Which lines in the records below contain the word "that"? Copy each one.
*** EXCERPTED RECORDS
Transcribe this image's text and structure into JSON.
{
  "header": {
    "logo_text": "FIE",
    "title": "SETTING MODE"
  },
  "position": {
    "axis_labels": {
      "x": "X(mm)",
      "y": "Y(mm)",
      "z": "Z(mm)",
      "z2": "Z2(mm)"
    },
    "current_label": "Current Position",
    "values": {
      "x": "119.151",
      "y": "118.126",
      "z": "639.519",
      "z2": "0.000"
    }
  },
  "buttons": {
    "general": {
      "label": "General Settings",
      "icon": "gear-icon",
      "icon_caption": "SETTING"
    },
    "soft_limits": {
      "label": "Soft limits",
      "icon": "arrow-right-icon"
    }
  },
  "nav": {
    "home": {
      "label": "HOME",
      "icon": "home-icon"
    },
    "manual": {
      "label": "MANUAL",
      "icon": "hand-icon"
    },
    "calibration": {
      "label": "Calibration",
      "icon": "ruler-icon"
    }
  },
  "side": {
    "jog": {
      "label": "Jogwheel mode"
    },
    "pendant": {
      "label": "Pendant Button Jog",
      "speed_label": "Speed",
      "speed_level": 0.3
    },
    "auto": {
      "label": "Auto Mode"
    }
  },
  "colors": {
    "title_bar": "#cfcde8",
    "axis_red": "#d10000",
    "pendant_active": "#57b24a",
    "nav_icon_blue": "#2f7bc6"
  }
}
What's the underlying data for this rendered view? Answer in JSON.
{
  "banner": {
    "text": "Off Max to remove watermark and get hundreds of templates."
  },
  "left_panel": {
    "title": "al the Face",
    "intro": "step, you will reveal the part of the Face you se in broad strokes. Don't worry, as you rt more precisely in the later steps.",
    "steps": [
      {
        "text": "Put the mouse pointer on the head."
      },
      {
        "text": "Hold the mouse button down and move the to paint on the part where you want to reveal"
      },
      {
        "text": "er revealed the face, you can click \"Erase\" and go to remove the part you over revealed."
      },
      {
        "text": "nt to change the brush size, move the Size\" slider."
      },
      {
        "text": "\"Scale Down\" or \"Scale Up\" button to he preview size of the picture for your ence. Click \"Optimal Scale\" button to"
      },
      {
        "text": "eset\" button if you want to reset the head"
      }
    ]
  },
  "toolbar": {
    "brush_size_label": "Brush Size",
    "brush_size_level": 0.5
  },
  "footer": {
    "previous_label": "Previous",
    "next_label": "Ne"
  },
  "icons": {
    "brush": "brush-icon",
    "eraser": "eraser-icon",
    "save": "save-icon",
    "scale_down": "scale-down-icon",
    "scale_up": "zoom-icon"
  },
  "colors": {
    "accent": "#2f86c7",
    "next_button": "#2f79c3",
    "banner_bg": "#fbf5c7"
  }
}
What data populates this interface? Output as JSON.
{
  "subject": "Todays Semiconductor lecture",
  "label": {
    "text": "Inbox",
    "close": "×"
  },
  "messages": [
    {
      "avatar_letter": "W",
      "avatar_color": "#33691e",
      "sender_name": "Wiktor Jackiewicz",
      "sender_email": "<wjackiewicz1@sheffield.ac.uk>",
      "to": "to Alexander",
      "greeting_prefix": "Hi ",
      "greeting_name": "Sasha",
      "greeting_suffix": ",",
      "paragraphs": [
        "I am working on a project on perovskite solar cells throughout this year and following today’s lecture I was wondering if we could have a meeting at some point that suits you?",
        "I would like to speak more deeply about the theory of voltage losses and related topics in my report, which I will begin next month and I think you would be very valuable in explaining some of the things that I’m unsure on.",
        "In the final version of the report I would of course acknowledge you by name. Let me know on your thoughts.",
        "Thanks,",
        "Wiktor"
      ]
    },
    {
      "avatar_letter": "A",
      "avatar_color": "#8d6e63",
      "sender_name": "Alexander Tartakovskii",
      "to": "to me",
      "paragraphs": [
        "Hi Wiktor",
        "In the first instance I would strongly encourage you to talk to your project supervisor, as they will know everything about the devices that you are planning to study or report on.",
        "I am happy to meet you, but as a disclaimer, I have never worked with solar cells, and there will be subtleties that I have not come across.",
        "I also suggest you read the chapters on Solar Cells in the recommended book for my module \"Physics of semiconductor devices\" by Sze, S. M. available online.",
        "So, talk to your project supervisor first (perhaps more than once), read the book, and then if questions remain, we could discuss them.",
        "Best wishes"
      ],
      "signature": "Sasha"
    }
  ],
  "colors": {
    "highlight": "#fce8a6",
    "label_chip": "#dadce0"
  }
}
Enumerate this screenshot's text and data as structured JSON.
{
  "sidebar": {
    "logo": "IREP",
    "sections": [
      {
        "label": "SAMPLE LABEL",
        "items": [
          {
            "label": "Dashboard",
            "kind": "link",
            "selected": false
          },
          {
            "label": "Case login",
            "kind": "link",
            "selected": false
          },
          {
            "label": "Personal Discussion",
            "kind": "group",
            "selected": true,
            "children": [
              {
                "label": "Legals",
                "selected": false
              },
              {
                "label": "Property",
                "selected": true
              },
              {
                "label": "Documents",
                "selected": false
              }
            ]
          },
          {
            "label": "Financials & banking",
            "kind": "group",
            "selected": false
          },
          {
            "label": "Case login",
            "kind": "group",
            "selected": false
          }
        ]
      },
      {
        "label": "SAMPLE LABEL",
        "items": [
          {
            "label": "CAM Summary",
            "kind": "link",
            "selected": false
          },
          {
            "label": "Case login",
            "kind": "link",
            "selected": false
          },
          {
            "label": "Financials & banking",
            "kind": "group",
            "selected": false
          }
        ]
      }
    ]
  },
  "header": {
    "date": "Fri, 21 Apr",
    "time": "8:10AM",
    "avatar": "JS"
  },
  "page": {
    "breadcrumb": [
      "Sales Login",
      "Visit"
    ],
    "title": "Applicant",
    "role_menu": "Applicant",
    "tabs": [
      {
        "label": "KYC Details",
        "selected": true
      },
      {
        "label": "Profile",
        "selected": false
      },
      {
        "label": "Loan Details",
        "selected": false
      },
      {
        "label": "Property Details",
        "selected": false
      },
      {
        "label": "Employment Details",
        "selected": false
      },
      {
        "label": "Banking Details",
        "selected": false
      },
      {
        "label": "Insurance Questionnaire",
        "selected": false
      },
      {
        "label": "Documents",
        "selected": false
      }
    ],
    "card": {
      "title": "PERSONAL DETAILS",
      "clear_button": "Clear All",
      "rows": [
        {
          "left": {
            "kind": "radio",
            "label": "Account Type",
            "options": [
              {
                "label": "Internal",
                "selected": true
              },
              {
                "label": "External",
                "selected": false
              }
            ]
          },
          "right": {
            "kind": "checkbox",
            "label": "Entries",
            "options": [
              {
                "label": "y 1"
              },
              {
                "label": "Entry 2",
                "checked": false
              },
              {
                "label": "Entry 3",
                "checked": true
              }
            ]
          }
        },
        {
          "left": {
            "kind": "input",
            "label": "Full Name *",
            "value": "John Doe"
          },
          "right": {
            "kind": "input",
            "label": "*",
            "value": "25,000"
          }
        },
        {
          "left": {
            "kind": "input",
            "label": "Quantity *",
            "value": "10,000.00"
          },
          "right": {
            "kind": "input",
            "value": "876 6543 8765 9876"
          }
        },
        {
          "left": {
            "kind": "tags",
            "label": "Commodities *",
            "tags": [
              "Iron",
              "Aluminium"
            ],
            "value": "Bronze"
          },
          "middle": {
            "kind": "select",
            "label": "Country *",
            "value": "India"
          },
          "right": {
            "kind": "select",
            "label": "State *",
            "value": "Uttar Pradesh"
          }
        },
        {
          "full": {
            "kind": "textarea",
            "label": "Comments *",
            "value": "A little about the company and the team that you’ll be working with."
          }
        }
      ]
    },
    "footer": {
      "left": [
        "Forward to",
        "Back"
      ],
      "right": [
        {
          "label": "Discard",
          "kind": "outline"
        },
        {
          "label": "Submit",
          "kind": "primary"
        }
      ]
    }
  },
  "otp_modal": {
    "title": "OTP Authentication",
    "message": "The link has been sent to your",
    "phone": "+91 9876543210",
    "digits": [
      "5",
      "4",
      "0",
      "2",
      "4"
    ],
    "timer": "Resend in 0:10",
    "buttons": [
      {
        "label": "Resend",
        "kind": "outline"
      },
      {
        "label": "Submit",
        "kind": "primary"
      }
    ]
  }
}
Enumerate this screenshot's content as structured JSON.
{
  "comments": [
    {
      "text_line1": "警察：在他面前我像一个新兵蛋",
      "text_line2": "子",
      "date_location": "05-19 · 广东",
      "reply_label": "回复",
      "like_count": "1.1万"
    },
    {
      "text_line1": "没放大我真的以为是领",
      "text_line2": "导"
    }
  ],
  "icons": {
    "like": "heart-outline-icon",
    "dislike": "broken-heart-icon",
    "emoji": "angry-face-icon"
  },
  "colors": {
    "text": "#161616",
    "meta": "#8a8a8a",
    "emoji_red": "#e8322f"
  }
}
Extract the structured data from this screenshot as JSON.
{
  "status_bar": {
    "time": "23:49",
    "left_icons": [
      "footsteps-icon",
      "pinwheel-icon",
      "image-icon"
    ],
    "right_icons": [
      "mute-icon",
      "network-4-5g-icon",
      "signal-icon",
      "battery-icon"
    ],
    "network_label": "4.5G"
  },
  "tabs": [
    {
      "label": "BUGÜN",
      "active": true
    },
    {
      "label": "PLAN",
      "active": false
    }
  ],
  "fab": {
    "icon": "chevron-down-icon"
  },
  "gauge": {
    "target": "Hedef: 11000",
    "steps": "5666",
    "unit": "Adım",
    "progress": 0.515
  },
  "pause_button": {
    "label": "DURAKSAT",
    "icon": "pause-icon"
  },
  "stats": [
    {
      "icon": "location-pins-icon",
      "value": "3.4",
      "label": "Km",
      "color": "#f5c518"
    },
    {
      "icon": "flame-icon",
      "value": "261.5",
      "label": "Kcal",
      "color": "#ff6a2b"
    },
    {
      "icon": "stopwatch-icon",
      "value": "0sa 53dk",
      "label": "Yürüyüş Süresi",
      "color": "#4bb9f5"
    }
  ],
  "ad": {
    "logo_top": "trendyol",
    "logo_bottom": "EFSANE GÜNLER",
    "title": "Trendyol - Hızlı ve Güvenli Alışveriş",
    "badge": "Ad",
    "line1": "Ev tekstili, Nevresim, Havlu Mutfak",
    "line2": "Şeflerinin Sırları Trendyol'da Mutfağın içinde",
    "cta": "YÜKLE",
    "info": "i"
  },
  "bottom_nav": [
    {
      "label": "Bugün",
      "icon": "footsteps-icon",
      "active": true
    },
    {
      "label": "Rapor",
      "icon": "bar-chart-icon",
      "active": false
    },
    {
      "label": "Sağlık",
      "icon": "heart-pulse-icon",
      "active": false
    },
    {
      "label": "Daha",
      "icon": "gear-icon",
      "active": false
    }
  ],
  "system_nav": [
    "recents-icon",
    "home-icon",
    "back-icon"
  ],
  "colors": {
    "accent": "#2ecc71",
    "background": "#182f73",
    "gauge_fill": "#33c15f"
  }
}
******
> EXERCISE OUTPUT
        "I am working on a project on perovskite solar cells throughout this year and following today’s lecture I was wondering if we could have a meeting at some point that suits you?",
        "I would like to speak more deeply about the theory of voltage losses and related topics in my report, which I will begin next month and I think you would be very valuable in explaining some of the things that I’m unsure on.",
        "In the first instance I would strongly encourage you to talk to your project supervisor, as they will know everything about the devices that you are planning to study or report on.",
        "I am happy to meet you, but as a disclaimer, I have never worked with solar cells, and there will be subtleties that I have not come across.",
            "value": "A little about the company and the team that you’ll be working with."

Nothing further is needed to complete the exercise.